EXERCISE PROMPT -
Determine how many lines in the data below contain "Virtual" and write only that number.

==*==

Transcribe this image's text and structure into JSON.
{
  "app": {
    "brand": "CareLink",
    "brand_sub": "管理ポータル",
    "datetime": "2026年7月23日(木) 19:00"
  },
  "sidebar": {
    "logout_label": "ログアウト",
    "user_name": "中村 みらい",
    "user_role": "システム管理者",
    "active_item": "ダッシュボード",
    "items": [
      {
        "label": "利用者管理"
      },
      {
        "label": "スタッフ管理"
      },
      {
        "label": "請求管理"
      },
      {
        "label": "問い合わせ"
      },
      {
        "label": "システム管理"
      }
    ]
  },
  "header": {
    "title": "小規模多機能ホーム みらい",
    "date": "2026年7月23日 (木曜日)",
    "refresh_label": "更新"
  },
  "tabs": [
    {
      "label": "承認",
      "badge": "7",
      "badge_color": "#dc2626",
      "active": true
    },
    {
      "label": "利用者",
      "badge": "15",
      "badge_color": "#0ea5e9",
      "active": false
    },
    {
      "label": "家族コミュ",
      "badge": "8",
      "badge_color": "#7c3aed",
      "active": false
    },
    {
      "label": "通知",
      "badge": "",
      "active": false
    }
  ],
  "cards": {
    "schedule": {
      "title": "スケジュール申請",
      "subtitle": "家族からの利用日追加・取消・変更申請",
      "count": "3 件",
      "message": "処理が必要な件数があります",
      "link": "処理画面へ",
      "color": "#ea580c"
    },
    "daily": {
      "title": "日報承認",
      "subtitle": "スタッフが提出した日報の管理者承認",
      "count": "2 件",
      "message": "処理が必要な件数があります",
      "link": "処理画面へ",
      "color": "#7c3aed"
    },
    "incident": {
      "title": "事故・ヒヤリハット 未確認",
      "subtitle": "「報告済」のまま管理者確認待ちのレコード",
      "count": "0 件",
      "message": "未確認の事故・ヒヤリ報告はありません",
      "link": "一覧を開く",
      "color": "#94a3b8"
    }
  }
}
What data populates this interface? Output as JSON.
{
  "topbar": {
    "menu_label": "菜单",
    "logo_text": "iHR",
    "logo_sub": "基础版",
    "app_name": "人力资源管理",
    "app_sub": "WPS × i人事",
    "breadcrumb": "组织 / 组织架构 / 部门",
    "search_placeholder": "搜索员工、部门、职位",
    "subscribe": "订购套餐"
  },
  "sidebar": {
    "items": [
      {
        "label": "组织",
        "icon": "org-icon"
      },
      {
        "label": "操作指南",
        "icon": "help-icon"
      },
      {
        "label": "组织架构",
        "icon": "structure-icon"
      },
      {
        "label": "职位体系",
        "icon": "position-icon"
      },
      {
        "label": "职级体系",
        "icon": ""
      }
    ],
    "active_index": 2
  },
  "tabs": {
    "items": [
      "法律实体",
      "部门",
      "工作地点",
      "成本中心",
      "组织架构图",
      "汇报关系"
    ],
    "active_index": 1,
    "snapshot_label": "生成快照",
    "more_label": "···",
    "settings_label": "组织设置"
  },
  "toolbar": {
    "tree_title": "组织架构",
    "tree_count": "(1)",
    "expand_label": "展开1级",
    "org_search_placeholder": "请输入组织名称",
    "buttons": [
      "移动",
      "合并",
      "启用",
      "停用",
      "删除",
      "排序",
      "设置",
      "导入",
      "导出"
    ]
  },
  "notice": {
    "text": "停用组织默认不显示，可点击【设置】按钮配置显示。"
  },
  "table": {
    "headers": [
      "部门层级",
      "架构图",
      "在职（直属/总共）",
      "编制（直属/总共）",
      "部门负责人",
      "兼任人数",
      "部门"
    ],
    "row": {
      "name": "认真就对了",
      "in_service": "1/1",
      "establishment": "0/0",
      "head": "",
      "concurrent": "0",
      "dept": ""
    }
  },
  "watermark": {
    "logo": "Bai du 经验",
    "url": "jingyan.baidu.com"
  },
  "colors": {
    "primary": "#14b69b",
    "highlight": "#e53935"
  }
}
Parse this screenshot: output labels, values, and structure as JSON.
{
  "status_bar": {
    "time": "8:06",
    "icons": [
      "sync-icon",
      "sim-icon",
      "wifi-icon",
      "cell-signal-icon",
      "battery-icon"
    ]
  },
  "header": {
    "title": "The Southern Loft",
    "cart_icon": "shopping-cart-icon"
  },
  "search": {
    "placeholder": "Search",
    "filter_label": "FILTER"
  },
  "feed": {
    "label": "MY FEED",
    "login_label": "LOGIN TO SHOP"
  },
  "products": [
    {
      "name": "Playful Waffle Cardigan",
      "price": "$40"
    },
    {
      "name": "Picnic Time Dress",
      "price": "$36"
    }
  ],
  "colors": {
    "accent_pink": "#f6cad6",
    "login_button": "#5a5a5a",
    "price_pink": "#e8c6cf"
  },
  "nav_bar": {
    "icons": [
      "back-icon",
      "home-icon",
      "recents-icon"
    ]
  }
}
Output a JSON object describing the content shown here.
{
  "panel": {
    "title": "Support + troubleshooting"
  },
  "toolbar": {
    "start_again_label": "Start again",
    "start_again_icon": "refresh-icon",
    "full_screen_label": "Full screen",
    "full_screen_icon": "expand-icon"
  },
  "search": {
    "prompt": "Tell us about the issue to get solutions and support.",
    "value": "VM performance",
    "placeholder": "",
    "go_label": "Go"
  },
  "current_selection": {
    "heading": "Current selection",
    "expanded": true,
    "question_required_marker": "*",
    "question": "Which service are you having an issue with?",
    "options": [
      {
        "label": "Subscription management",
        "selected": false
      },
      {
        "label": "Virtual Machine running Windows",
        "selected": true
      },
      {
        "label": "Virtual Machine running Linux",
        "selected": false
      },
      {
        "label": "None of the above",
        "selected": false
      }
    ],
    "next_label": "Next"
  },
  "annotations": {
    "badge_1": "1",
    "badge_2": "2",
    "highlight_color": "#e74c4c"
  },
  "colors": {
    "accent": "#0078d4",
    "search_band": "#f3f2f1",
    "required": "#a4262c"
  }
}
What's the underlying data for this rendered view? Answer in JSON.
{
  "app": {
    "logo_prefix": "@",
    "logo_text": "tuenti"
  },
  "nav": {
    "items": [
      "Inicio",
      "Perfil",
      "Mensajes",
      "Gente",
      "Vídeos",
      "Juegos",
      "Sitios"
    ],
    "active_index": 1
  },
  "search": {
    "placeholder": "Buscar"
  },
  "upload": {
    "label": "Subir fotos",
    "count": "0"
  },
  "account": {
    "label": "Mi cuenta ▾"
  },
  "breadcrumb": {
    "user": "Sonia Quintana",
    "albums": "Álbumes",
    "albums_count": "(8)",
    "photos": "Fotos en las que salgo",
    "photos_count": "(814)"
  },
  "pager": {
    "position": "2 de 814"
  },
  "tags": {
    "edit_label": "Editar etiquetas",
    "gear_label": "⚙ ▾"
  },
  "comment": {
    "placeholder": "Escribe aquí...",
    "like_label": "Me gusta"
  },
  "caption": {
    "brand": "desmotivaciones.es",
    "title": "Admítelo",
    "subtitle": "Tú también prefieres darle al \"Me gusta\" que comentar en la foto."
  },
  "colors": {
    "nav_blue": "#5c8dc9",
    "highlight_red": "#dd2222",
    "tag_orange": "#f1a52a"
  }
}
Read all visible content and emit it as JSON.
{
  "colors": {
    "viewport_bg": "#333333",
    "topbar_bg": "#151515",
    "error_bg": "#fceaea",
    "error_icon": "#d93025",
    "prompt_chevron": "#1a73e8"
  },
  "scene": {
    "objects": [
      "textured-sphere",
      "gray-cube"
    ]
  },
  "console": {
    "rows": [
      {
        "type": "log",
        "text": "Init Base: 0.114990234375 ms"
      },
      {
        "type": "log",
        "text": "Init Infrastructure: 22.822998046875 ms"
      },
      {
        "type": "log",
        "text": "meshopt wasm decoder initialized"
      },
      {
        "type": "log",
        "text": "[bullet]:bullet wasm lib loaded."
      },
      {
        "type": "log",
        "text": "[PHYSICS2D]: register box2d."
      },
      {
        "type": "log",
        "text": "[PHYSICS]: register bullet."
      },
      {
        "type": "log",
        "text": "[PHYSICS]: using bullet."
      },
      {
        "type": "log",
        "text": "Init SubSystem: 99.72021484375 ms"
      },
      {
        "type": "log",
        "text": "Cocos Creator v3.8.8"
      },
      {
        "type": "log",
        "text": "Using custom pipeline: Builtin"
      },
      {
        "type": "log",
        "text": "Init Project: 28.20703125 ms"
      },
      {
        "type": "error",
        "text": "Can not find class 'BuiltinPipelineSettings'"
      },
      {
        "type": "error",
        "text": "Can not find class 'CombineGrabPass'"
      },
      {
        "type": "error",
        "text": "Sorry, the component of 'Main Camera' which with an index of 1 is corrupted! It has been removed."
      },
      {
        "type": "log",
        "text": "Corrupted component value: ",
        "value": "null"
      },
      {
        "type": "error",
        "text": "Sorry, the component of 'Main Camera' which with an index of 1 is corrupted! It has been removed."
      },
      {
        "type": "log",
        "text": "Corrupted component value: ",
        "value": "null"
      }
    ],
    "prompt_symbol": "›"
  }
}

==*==

TASK OUTPUT -
2